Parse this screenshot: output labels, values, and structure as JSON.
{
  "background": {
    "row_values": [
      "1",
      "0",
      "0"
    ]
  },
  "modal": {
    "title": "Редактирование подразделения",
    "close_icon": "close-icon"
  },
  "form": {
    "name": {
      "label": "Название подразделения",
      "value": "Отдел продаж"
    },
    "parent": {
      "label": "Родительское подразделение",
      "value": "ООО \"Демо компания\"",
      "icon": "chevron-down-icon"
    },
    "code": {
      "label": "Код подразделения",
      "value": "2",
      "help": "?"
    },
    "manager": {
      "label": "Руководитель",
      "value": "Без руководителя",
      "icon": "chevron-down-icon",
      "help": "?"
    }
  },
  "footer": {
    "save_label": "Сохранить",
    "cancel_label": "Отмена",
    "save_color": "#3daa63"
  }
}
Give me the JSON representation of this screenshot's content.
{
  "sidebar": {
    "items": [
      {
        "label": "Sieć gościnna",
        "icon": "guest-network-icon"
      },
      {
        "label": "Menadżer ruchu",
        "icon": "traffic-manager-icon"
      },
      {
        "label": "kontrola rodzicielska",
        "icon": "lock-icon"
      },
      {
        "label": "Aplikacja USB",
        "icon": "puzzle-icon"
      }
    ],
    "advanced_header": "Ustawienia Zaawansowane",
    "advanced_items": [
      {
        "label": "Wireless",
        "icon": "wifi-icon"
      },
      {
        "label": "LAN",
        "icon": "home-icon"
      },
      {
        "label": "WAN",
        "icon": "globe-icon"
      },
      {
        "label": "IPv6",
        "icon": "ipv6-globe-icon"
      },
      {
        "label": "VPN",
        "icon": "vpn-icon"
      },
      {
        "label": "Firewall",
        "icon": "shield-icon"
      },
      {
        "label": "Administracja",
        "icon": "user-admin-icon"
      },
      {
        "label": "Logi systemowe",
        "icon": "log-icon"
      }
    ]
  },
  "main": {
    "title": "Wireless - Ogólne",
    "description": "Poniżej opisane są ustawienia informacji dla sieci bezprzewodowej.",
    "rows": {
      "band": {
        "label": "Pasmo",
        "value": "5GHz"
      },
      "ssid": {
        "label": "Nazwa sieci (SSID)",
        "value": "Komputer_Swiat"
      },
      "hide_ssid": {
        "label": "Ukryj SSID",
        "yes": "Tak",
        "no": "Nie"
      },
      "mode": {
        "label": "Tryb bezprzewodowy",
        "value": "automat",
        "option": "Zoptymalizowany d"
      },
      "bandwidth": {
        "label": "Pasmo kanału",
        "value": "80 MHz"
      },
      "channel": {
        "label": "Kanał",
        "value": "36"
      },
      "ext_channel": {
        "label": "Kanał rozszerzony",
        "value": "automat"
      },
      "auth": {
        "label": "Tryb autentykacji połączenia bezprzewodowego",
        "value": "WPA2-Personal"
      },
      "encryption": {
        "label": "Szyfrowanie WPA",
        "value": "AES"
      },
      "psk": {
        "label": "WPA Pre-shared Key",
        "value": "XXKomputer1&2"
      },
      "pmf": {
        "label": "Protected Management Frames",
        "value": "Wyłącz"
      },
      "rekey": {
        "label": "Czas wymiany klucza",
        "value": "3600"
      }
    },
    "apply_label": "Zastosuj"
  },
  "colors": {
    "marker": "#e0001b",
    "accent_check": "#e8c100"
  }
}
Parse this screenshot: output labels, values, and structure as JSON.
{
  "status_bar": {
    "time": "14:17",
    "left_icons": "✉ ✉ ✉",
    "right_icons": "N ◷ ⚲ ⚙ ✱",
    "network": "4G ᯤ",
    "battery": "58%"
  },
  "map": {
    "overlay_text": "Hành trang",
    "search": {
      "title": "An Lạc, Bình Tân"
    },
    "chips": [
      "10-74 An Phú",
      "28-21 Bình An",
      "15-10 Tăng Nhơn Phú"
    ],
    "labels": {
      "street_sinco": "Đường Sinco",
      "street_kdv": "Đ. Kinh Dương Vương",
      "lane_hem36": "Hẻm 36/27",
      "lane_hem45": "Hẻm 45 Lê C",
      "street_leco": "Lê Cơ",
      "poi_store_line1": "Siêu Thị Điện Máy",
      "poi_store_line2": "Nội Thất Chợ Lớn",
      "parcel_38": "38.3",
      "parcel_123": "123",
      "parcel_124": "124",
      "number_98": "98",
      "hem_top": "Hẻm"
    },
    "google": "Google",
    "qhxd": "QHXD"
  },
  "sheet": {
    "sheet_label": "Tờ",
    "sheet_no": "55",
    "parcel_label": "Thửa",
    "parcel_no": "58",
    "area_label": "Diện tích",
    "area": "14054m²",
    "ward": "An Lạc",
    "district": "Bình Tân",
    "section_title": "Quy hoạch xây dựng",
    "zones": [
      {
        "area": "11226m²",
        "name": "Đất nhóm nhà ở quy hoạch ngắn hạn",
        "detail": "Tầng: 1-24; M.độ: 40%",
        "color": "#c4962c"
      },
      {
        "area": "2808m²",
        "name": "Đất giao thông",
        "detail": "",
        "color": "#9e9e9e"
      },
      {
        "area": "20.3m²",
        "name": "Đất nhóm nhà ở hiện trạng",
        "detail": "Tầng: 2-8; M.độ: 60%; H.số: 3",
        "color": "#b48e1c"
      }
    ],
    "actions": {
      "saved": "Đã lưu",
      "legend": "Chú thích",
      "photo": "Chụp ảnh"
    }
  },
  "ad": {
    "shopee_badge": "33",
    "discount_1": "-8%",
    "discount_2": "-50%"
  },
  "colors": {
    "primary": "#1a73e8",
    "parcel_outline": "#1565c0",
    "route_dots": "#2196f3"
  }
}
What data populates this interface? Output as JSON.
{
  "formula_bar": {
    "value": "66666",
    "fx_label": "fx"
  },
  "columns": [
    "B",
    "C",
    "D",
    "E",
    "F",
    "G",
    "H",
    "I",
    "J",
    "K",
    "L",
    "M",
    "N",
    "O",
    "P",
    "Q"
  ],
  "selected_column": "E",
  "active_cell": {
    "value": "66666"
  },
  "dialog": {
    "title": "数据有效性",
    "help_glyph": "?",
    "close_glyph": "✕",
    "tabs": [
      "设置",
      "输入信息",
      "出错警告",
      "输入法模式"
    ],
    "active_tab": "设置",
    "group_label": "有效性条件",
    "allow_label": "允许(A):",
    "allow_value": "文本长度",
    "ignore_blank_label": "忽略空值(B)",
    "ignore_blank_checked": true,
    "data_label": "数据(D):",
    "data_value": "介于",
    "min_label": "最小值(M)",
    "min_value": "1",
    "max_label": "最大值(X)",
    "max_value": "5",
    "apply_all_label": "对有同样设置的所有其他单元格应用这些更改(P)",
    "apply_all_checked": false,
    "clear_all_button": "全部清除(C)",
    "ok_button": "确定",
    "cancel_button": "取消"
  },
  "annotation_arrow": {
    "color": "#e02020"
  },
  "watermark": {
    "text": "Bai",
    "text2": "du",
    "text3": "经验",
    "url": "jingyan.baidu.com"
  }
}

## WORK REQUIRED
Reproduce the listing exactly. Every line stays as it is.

## ANSWER AREA
Parse this screenshot: output labels, values, and structure as JSON.
{
  "background": {
    "row_values": [
      "1",
      "0",
      "0"
    ]
  },
  "modal": {
    "title": "Редактирование подразделения",
    "close_icon": "close-icon"
  },
  "form": {
    "name": {
      "label": "Название подразделения",
      "value": "Отдел продаж"
    },
    "parent": {
      "label": "Родительское подразделение",
      "value": "ООО \"Демо компания\"",
      "icon": "chevron-down-icon"
    },
    "code": {
      "label": "Код подразделения",
      "value": "2",
      "help": "?"
    },
    "manager": {
      "label": "Руководитель",
      "value": "Без руководителя",
      "icon": "chevron-down-icon",
      "help": "?"
    }
  },
  "footer": {
    "save_label": "Сохранить",
    "cancel_label": "Отмена",
    "save_color": "#3daa63"
  }
}
Give me the JSON representation of this screenshot's content.
{
  "sidebar": {
    "items": [
      {
        "label": "Sieć gościnna",
        "icon": "guest-network-icon"
      },
      {
        "label": "Menadżer ruchu",
        "icon": "traffic-manager-icon"
      },
      {
        "label": "kontrola rodzicielska",
        "icon": "lock-icon"
      },
      {
        "label": "Aplikacja USB",
        "icon": "puzzle-icon"
      }
    ],
    "advanced_header": "Ustawienia Zaawansowane",
    "advanced_items": [
      {
        "label": "Wireless",
        "icon": "wifi-icon"
      },
      {
        "label": "LAN",
        "icon": "home-icon"
      },
      {
        "label": "WAN",
        "icon": "globe-icon"
      },
      {
        "label": "IPv6",
        "icon": "ipv6-globe-icon"
      },
      {
        "label": "VPN",
        "icon": "vpn-icon"
      },
      {
        "label": "Firewall",
        "icon": "shield-icon"
      },
      {
        "label": "Administracja",
        "icon": "user-admin-icon"
      },
      {
        "label": "Logi systemowe",
        "icon": "log-icon"
      }
    ]
  },
  "main": {
    "title": "Wireless - Ogólne",
    "description": "Poniżej opisane są ustawienia informacji dla sieci bezprzewodowej.",
    "rows": {
      "band": {
        "label": "Pasmo",
        "value": "5GHz"
      },
      "ssid": {
        "label": "Nazwa sieci (SSID)",
        "value": "Komputer_Swiat"
      },
      "hide_ssid": {
        "label": "Ukryj SSID",
        "yes": "Tak",
        "no": "Nie"
      },
      "mode": {
        "label": "Tryb bezprzewodowy",
        "value": "automat",
        "option": "Zoptymalizowany d"
      },
      "bandwidth": {
        "label": "Pasmo kanału",
        "value": "80 MHz"
      },
      "channel": {
        "label": "Kanał",
        "value": "36"
      },
      "ext_channel": {
        "label": "Kanał rozszerzony",
        "value": "automat"
      },
      "auth": {
        "label": "Tryb autentykacji połączenia bezprzewodowego",
        "value": "WPA2-Personal"
      },
      "encryption": {
        "label": "Szyfrowanie WPA",
        "value": "AES"
      },
      "psk": {
        "label": "WPA Pre-shared Key",
        "value": "XXKomputer1&2"
      },
      "pmf": {
        "label": "Protected Management Frames",
        "value": "Wyłącz"
      },
      "rekey": {
        "label": "Czas wymiany klucza",
        "value": "3600"
      }
    },
    "apply_label": "Zastosuj"
  },
  "colors": {
    "marker": "#e0001b",
    "accent_check": "#e8c100"
  }
}
Parse this screenshot: output labels, values, and structure as JSON.
{
  "status_bar": {
    "time": "14:17",
    "left_icons": "✉ ✉ ✉",
    "right_icons": "N ◷ ⚲ ⚙ ✱",
    "network": "4G ᯤ",
    "battery": "58%"
  },
  "map": {
    "overlay_text": "Hành trang",
    "search": {
      "title": "An Lạc, Bình Tân"
    },
    "chips": [
      "10-74 An Phú",
      "28-21 Bình An",
      "15-10 Tăng Nhơn Phú"
    ],
    "labels": {
      "street_sinco": "Đường Sinco",
      "street_kdv": "Đ. Kinh Dương Vương",
      "lane_hem36": "Hẻm 36/27",
      "lane_hem45": "Hẻm 45 Lê C",
      "street_leco": "Lê Cơ",
      "poi_store_line1": "Siêu Thị Điện Máy",
      "poi_store_line2": "Nội Thất Chợ Lớn",
      "parcel_38": "38.3",
      "parcel_123": "123",
      "parcel_124": "124",
      "number_98": "98",
      "hem_top": "Hẻm"
    },
    "google": "Google",
    "qhxd": "QHXD"
  },
  "sheet": {
    "sheet_label": "Tờ",
    "sheet_no": "55",
    "parcel_label": "Thửa",
    "parcel_no": "58",
    "area_label": "Diện tích",
    "area": "14054m²",
    "ward": "An Lạc",
    "district": "Bình Tân",
    "section_title": "Quy hoạch xây dựng",
    "zones": [
      {
        "area": "11226m²",
        "name": "Đất nhóm nhà ở quy hoạch ngắn hạn",
        "detail": "Tầng: 1-24; M.độ: 40%",
        "color": "#c4962c"
      },
      {
        "area": "2808m²",
        "name": "Đất giao thông",
        "detail": "",
        "color": "#9e9e9e"
      },
      {
        "area": "20.3m²",
        "name": "Đất nhóm nhà ở hiện trạng",
        "detail": "Tầng: 2-8; M.độ: 60%; H.số: 3",
        "color": "#b48e1c"
      }
    ],
    "actions": {
      "saved": "Đã lưu",
      "legend": "Chú thích",
      "photo": "Chụp ảnh"
    }
  },
  "ad": {
    "shopee_badge": "33",
    "discount_1": "-8%",
    "discount_2": "-50%"
  },
  "colors": {
    "primary": "#1a73e8",
    "parcel_outline": "#1565c0",
    "route_dots": "#2196f3"
  }
}
What data populates this interface? Output as JSON.
{
  "formula_bar": {
    "value": "66666",
    "fx_label": "fx"
  },
  "columns": [
    "B",
    "C",
    "D",
    "E",
    "F",
    "G",
    "H",
    "I",
    "J",
    "K",
    "L",
    "M",
    "N",
    "O",
    "P",
    "Q"
  ],
  "selected_column": "E",
  "active_cell": {
    "value": "66666"
  },
  "dialog": {
    "title": "数据有效性",
    "help_glyph": "?",
    "close_glyph": "✕",
    "tabs": [
      "设置",
      "输入信息",
      "出错警告",
      "输入法模式"
    ],
    "active_tab": "设置",
    "group_label": "有效性条件",
    "allow_label": "允许(A):",
    "allow_value": "文本长度",
    "ignore_blank_label": "忽略空值(B)",
    "ignore_blank_checked": true,
    "data_label": "数据(D):",
    "data_value": "介于",
    "min_label": "最小值(M)",
    "min_value": "1",
    "max_label": "最大值(X)",
    "max_value": "5",
    "apply_all_label": "对有同样设置的所有其他单元格应用这些更改(P)",
    "apply_all_checked": false,
    "clear_all_button": "全部清除(C)",
    "ok_button": "确定",
    "cancel_button": "取消"
  },
  "annotation_arrow": {
    "color": "#e02020"
  },
  "watermark": {
    "text": "Bai",
    "text2": "du",
    "text3": "经验",
    "url": "jingyan.baidu.com"
  }
}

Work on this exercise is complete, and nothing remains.